Chemical mediated depolymerization of cotton cellulose for the understanding of non-enzymatic fungal decay
A C Steenkjær Hastrup, B Jensen, F Green III
Small, low molecular weight non-enzymatic compounds have been linked to the early stages of brown rot decay as the enzymes involved with holocellulose degradation are found to be too large to penetrate the S3 layer of intact wood cells. The most pronounced of these which were analyzed in this study are hydrogen peroxide, iron, and oxalic. The compounds related to the Fenton reaction: the combination of hydrogen peroxide and iron caused marked lowering of the degree of polymerization in the cotton cellulose after treatment. This was the case for both iron ions; Fe3+ and Fe2+. A 10mM solution of oxalic acid also showed significant depolymerizing effect on cotton cellulose, whereas diluting the oxalic acid with sodium oxalate to obtain a pH gradient, showed that this decreased the effect reducing of oxalic acid.

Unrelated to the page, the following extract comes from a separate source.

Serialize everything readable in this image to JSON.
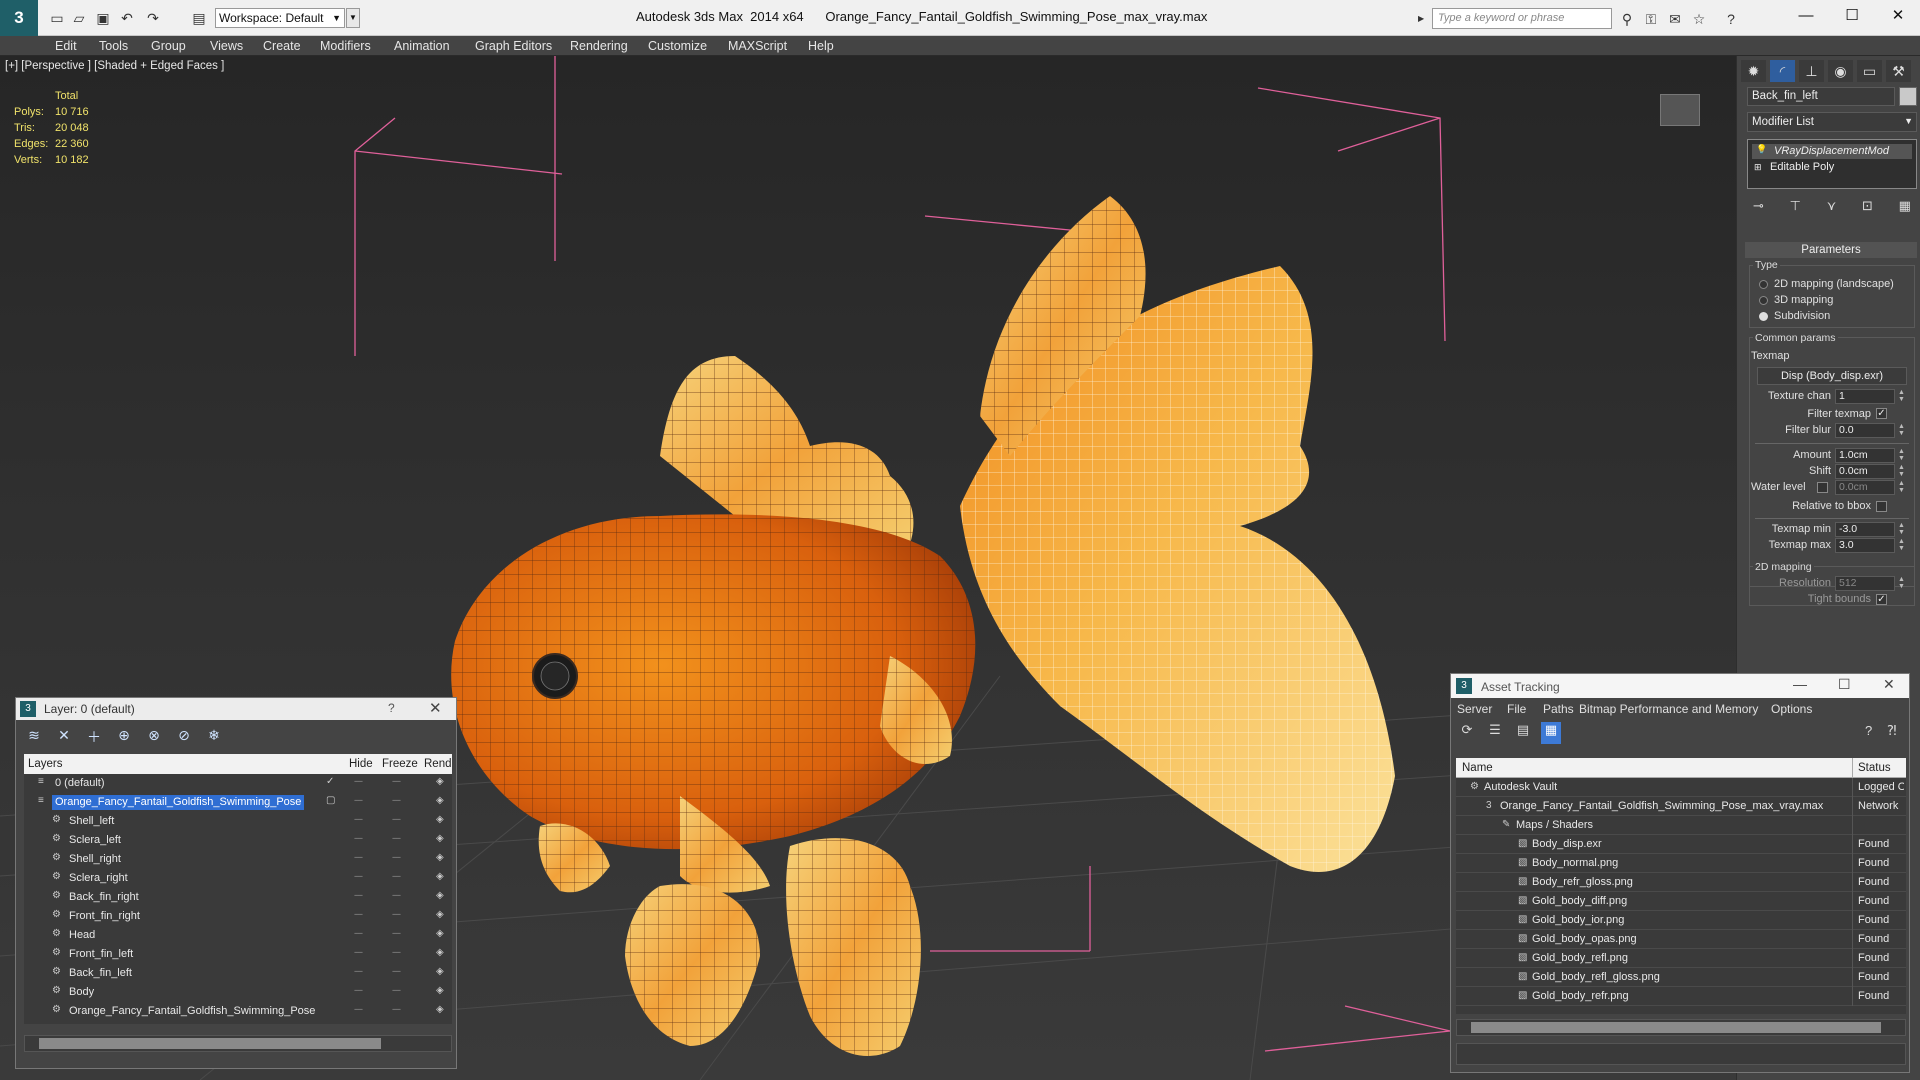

In addition an organic iron chelator, EDTA, was tested but was found to inhibit depolymerization when in solution with chemicals related to Fenton chemistry. Manganese was tested to see if other metals than iron could generate an significant impact on the degree of polymerization of cotton cellulose and the metal showed good depolymerizing properties as a substitute for iron. We conclude that low molecular weight metabolites are capable of effectively depolymerizing cellulose during incipient decay by brown-rot fungi.